1. The location of a radio communications tower for use by the landscaping business is an accessory use of the landscaping business. The tower, is located on the same zoning lot as the business, a radio communication system is commonly found in use by other landscaping business and related type businesses and the tower is owned by the business.

2. The use of the tower by a cellular communications company, is not an accessory use. The tower is not on the same zoning lot as any principal communication company use, use of a tower for such purposes is not usually located with a landscaping business and the tower is not owned by the a cellular communication company.

Therefore, the community would approve the tower for use by the landscaping business but prohibit the use of the tower for use as a cellular communications tower.

The work sheet, displayed on the following page can be used to help evaluation of accessory use applications and become part of the application file documentation. If answers to all three questions posed in the work sheet are yes, then there is substantiation for the claim that the proposed use is accessory to the principal permitted use.

More and more often plan commissions, zoning board’s of appeals and zoning officials will be faced with the question of when to approve an apparent unrelated use as an accessory use on a single zoning lot. Along with the tower example other situations such as, storage sheds for hobby (and retail sales) use, living units as part of commercial and industrial businesses, and manufacturing uses as part of a retail sales business have potential to be considered as accessory uses, depending on the construction of the language in the local zoning ordinance. Use of the work sheet allows the analysis of the individual circumstances of each application and uniform application of guidelines to help decision making.

Craig Harlan Hullinger, AICP, is the President of Planning Development Associates.

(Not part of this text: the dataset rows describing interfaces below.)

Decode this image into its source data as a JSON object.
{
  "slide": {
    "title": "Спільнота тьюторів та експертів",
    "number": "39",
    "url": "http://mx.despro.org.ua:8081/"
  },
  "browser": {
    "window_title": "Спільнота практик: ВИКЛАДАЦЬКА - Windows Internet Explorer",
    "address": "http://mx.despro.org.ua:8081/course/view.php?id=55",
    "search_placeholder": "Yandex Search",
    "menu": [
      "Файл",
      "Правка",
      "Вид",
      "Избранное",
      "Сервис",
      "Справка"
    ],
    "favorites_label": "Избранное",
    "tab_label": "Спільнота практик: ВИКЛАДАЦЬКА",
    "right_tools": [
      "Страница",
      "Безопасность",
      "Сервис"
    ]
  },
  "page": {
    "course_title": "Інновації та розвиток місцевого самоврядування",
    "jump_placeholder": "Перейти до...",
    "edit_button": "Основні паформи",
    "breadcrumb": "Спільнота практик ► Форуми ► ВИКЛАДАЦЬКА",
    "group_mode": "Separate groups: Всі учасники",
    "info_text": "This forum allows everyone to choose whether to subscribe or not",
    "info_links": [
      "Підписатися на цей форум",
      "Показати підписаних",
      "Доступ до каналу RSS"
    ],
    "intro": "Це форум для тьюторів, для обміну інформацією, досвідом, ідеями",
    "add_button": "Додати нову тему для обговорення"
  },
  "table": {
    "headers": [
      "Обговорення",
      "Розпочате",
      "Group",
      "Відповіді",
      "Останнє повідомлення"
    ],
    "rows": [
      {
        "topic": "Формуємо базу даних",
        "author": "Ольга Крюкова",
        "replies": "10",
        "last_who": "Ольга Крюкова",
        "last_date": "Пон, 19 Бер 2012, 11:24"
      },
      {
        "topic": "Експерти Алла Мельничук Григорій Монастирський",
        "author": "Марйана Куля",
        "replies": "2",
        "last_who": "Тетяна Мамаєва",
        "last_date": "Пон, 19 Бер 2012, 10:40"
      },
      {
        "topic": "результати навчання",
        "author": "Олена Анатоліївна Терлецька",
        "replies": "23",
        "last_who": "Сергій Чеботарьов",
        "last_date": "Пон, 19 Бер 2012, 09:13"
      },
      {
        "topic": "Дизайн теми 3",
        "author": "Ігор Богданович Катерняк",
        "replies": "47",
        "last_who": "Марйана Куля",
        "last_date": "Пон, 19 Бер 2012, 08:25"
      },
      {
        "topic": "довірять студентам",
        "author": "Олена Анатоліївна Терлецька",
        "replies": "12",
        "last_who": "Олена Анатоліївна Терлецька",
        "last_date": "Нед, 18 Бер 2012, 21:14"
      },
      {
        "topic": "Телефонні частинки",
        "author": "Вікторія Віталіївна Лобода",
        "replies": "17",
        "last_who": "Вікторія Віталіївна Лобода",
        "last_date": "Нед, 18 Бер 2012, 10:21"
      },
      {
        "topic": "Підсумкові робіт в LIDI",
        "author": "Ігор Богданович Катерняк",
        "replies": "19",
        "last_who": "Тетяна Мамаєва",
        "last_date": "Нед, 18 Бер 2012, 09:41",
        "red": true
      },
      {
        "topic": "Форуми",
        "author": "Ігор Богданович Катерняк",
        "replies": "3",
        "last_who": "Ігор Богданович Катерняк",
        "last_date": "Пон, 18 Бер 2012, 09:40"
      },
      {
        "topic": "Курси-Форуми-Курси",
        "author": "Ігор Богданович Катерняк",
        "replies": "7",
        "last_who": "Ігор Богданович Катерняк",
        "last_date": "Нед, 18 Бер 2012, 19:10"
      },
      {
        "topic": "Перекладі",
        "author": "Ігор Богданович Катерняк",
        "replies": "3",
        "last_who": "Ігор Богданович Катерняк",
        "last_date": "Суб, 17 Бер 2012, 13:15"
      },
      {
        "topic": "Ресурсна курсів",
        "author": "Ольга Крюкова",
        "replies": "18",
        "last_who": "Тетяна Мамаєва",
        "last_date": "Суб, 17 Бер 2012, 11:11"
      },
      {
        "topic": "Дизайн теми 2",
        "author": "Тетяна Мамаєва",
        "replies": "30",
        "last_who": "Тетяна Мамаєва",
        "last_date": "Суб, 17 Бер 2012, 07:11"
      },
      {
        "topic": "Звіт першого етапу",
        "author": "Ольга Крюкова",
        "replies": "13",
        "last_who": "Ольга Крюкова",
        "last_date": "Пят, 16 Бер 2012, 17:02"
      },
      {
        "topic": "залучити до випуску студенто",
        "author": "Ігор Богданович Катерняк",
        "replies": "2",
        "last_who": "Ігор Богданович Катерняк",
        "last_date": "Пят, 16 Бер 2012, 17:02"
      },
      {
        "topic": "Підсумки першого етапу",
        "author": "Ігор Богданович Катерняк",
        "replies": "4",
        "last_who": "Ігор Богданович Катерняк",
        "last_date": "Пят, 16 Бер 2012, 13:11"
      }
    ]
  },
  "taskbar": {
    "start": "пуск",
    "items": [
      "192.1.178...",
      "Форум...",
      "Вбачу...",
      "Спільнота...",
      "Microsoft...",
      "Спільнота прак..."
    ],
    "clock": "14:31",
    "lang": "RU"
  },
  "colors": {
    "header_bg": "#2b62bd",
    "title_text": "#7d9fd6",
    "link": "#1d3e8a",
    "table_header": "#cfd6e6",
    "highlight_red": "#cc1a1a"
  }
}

He has 25 years of experience. He has recently served as the Assistant Manager for the Village of Tinley Park, and the Director of Will County Land Use Department where he was responsible for the planning, zoning, engineering, building, and solid waste functions for the rapidly growing county south of Chicago. He is the author of numerous plans and zoning codes. Craig has a BA Degree in Public Administration and a Master’s Degree in Environmental Planning. Craig can be contacted at 708-532-8991. Email Web at

Chuck Eckenstahler, AICP, CED, is the owner of Public Consulting Team, a Benton Harbor, Michigan planning consulting firm engaged by the Villages of Beecher and Sauk Village to serve as their planner. Chuck has written numerous zoning codes and amendments and serves as and expert witnesses in land use cases. He is the former Executive Director of both the Berrien County and Southwest Michigan Regional Planning commissions. Chuck holds a Masters Degree in Environmental Planning and an MBA from Notre Dame. Chuck can be contacted 219-879-1012. Email at Eckenst@AOL.COM.

Sauk Village, IL 60411
(708) 758-3330
Fax (708) 758-9044
Zoning Case:


Commissioner: 12/10/98

1. Is the accessory use to be conducted on the same lot as the principal
permitted use? ❑ Yes
❑ No
❑ Uncertain
2. Is the proposed accessory use customarily found in connection with
the principal permitted use? ❑ Yes
❑ No
❑ Uncertain
3. Is their unity of ownership between the principal and accessory uses? ❑ Yes
❑ No
❑ Uncertain